In 1827 the executors William Pedly put a number of pieces of land and buildings in Great Barford up for sale, including “A valuable freehold estate, called Creakers, lying well together and forming a useful dairy and arable farm” [X67/401]. The farm comprised 241 acres and 27 perches “with an excellent Farm-House, capital new Barn, and Out-Buildings, in excellent Repair”. 186 acres, 1 rood and 10 perches was in the occupation of Robert Ayres and the remainder had been farmed by Pedly direct. A note read: “Mr. Ayres would prefer a Lease of the whole Farm. He is a good tenant, and is doing justice to the lands under his Care”. His rent was £214 per annum.
In 1874 a valuation of Creakers farm [X290/90] found that it comprised 245 acres, 1 rood, 12 perches. Of this total, 127 acres, 3 roods, 33 perches was arable land. And 103 acres, 2 roods was pasture. Two years later the farm was again for sale. The particulars [WG2282] unfortunately do not name the owner but note that the tenant was R. A. Jefferies. The farmhouse was described as “surrounded on three sides by a moat, situate on an eminence, commanding extensive views over the surrounding country, and in the midst of prettily-timbered park-like pasture land”.
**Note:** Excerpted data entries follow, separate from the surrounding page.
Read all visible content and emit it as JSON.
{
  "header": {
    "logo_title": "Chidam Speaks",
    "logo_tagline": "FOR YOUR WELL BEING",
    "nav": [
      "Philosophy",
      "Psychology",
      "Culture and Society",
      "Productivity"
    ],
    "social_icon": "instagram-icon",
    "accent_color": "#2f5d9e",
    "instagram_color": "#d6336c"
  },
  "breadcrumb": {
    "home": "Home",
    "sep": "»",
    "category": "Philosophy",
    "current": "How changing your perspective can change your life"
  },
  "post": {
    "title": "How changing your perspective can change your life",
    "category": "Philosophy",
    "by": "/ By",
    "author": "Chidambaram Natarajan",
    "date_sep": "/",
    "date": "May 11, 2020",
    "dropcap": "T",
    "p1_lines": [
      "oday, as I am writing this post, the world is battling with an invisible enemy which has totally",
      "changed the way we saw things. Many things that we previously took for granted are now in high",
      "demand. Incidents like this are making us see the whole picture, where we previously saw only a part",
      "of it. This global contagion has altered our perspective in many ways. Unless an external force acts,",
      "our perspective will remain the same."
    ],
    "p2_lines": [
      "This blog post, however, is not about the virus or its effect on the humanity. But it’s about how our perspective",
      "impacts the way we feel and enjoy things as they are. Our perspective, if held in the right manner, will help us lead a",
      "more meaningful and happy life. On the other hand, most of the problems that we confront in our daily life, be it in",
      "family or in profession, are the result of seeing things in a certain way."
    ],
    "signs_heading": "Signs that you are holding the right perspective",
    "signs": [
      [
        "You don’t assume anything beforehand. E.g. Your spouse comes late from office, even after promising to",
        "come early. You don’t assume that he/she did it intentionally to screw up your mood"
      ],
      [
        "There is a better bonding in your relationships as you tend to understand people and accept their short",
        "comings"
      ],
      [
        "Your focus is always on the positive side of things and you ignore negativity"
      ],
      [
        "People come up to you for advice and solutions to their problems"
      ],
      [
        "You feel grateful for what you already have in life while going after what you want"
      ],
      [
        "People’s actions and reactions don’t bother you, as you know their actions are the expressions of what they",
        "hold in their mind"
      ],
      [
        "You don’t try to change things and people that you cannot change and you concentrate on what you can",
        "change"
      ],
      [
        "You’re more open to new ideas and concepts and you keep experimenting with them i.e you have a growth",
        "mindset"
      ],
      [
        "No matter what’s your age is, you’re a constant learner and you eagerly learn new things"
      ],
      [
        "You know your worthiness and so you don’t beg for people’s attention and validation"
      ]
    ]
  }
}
The house was described as containing an entrance passage, six bedrooms, two sitting rooms, a kitchen, cellar, cheese room, large brew house or wash house with oven and pump. A courtyard contained timber and tiled wood and coal houses and hen house. There were also the following farm buildings: a brick and tiled nag stable with two loose boxes and a loft over; an adjoining brick and tiled cart horse stable for six horses; a brick and tiled three bay open cattle shed; a range of brick, timber and pantiled buildings used as a hay store and cow house; a timber and tiled six bay open shed; brick, timber and tiled piggeries; a brick, timber and weather-boarded corn barn with a slated roof and threshing floor and a large granary and adjoining mill room with a self-regulating 4 horsepower wind engine with shafting and pulleys.
Kelly’s Directory for Bedfordshire in 1894 and 1898 notes the tenant of Creakers asThomas Joyce. He left in 1898 to take the tenancy of Rectory Farm, Cranfield, which he held until 1906.
The Rating and Valuation Act 1925 specified that every building and piece of land in the country was to be assessed to determine its rateable value. Most of Bedfordshire was valued in 1927 and the valuer visiting Creakers Farm [DV1/H13/60] found it owned by E. A. Allington and occupied by Davison and Logsden who paid rent of £300 per annum and also farmed Green End Farm and College Farm. The farm comprised 246 acres including seven acres of woodland.
The farmhouse comprised a dining room, hall, drawing room, kitchen, scullery and cellar with four bedrooms on the first floor. The valuer commented: “Old property with waste space”. The homestead comprised: a hen house; gig house; two pigsties; a barn; a three bay cart shed; a four bay hovel; a loose box; a cow house; a three bay hovel; a cart horse stable; two loose boxes with a loft over; a mixing place; a further hovel and an implement shed.